Dr Zeta Brown completed her PhD at the University of Wolverhampton in 2013 and joined the university in the same year as a Lecturer in Childhood, Family and Community Studies. Zeta’s PhD focused on primary education and was entitled ‘We just have to get on with it’: Inclusive teaching in a standards driven system. She teaches and module leads on undergraduate and postgraduate courses and supervises PhD and EdD students. In 2016, she gained SFHEA status with the Higher Education Academy.
She is leader of the Childhood, Youth and Families research cluster for the Centre of Developmental and Applied Research. She is currently involved in two funded projects and has published her research in a number of journals. She is also currently working on her second edited book for Routledge. She reviews for the journal EducationalFutures and is an executive member of the British Education Studies Association.
The newly developed Early Years Pupil Premium (EYPP) is a governmental initiative providing eligible 3-4 year olds with additional funds to support their education (Gov.UK, 2016). The funding is £302.10 per annum. Eligibility is based on the family’s income and any income support or tax credits received. The exception to this rule is looked-after children who are automatically eligible for this funding. Looked-after children are children who have been in local authority (LA) care for 1 day or more, those who have left care under special guardianship or residential orders and those children adopted in England and Wales. The focus of EYPP is to support ‘closing the gap’ alongside established strategies for supporting children and their families.

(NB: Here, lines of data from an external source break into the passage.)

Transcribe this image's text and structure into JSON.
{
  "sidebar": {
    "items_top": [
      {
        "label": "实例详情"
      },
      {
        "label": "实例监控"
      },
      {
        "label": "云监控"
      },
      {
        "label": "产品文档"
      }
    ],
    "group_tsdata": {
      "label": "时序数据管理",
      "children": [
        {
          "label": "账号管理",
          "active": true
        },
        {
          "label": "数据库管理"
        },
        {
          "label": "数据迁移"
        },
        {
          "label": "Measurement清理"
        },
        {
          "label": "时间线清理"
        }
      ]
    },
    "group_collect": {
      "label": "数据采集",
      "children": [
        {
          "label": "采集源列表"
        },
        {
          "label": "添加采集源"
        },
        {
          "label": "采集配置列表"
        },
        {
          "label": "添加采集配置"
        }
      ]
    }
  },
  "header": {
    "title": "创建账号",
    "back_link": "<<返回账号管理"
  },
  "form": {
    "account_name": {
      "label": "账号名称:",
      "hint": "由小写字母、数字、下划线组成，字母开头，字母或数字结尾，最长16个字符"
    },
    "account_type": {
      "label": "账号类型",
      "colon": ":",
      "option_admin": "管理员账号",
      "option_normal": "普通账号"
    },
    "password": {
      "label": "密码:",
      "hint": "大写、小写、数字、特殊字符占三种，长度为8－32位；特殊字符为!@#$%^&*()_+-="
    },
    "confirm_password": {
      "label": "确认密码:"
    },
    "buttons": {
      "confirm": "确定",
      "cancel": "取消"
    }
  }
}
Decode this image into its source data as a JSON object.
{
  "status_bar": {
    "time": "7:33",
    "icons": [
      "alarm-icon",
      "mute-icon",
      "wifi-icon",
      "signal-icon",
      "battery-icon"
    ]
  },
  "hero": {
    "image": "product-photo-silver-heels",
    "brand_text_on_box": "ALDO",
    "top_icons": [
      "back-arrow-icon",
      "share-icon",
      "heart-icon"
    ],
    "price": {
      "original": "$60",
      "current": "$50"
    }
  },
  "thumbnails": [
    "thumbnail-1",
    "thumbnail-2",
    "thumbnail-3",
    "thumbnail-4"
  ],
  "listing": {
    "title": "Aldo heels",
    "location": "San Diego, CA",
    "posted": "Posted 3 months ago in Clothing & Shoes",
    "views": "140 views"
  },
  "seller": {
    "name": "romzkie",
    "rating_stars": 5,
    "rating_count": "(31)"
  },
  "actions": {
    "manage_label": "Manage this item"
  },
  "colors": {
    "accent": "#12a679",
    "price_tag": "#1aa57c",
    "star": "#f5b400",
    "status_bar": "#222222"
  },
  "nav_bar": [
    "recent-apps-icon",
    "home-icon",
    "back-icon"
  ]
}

The project will focus on investigating practitioners’ perspectives on the use of EYPP for looked-after children in one local authority. This is to ascertain what settings are using the funding for and, importantly, why they have made these decisions.